Objective: Start using the eclipse debugger.
These instructions are part of to lab X1 – Eclipse.
Debugging means searching for semantic errors in a (basically) running program, which either crashes or prodeces some wrong results. Such errors that cannt be detected by the compiler, which only checks the language structure.
The idea is to watch the program running by stepwise execution and variable inspection. The tool to use for this is called a debugger, and we will begin to learn how to use eclipse's debugging tool.
Realistic programs are too long to step through from the beginning to the end, so the first thing to do is to mark the area of interest by setting stop signals, called breakpoints. When you start the debugger, it will run the program until the first breakpoint. From you can step through as far as you like, and then "resume" running, which takes you quickly to the next breakpoint. So, before you can start debugging, you need to set a breakpoint. In eclipse, you can set (and reset) a breakpoint by double clicking the left margin of the corresponding line. A breakpoint is shown as a little blue cirlce. Begin by setting a breakpoint at the first line of your main method.
Start the debugger by choosing "debug as" instead of "run as". Repeated debugger calls can be made by clicking the green bug ican instead of the green arrow icon. Eclipse will ask you whether you want to open the debug perspective – choose "yes".
breakpoint stop run debugger inspection tabs debug controls
The Debug Pesrpective
When you start the debugger, it will run the program to the first breakpoint and stop there, highlighting the line in the source code. Now you can use the debug controls to execute your program stepwise. If the current line contains a method call, "step over" means execute the entire method and stop afterwards, "step into" means call the method and execute it stepwise. If the current instruction is a simple statement, both controls do the same thing. When you have seen enough, use the "resume" control to rush to next breakpoint, which may be the same one if you are inside a loop, or use the stop control to exit program execution.
Hint: If your program does not seem to do the next step, it might be waiting for input ;)
The top right pane contains three tabs that inform you about the current state of your program: The breakpoints tab lists all breakpoints that you have set and allows you to activate / deactivate them during debugging.
The variables tab is the most frequently used tab: it will display a list of all currently visible variables and their values.

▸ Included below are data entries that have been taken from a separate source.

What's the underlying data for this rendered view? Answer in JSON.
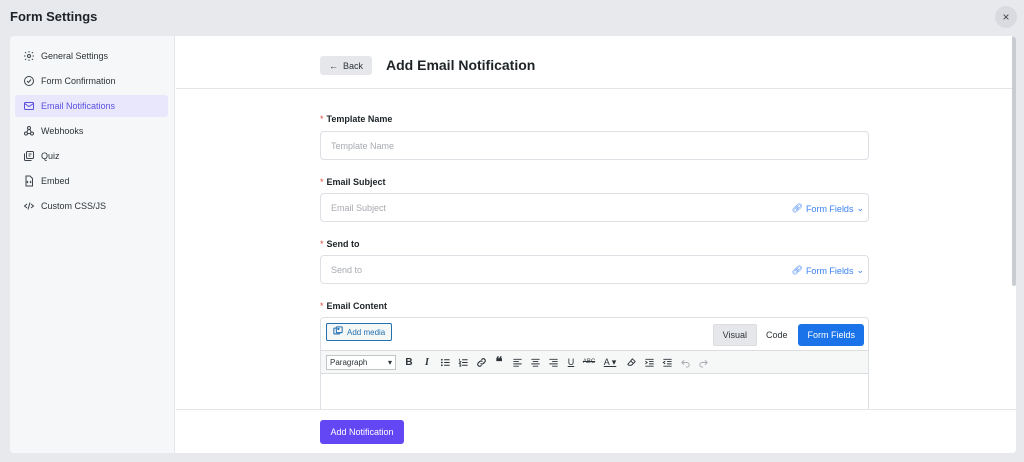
{
  "window": {
    "title": "Form Settings",
    "close_symbol": "×"
  },
  "sidebar": {
    "items": [
      {
        "label": "General Settings",
        "icon": "gear-icon",
        "active": false
      },
      {
        "label": "Form Confirmation",
        "icon": "check-circle-icon",
        "active": false
      },
      {
        "label": "Email Notifications",
        "icon": "mail-icon",
        "active": true
      },
      {
        "label": "Webhooks",
        "icon": "webhook-icon",
        "active": false
      },
      {
        "label": "Quiz",
        "icon": "quiz-icon",
        "active": false
      },
      {
        "label": "Embed",
        "icon": "embed-file-icon",
        "active": false
      },
      {
        "label": "Custom CSS/JS",
        "icon": "code-icon",
        "active": false
      }
    ],
    "active_color": "#5b4fe0",
    "active_bg": "#e8e7fb"
  },
  "header": {
    "back_label": "Back",
    "title": "Add Email Notification"
  },
  "form": {
    "required_marker": "*",
    "template_name": {
      "label": "Template Name",
      "placeholder": "Template Name",
      "value": ""
    },
    "email_subject": {
      "label": "Email Subject",
      "placeholder": "Email Subject",
      "value": "",
      "fields_link": "Form Fields"
    },
    "send_to": {
      "label": "Send to",
      "placeholder": "Send to",
      "value": "",
      "fields_link": "Form Fields"
    },
    "email_content": {
      "label": "Email Content",
      "add_media_label": "Add media",
      "tabs": {
        "visual": "Visual",
        "code": "Code",
        "form_fields": "Form Fields"
      },
      "format_select": "Paragraph",
      "toolbar_icons": [
        "bold-icon",
        "italic-icon",
        "bullet-list-icon",
        "numbered-list-icon",
        "link-icon",
        "blockquote-icon",
        "align-left-icon",
        "align-center-icon",
        "align-right-icon",
        "underline-icon",
        "strikethrough-icon",
        "text-color-icon",
        "clear-format-icon",
        "indent-icon",
        "outdent-icon",
        "undo-icon",
        "redo-icon"
      ]
    }
  },
  "footer": {
    "submit_label": "Add Notification"
  },
  "colors": {
    "primary": "#6347f5",
    "link": "#3c82f6",
    "tab_blue": "#1a73e8",
    "required": "#e0483b"
  }
}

If you right click on a vraible, you can even change its value.
The expressions tab displays the set of variables and expressions that you have explicitly chosen for watching: In the source code, mark a variable or exppression, right click on it and choose "watch" – it will then be displayed in the expressions tab, whenever it is visible in the program. You can change these values, too, by right clicking on them.
The top left pane displays the current call stack – we will learn about it later.
Use the Help Menu, or find tutorials with google.
Google seems to know a lot about java programming –
even strange error messages will lead you to forums discussing solutions...
When you are in the lab, you will be surrounded by people having similar problems. Some of them might already have solved yours....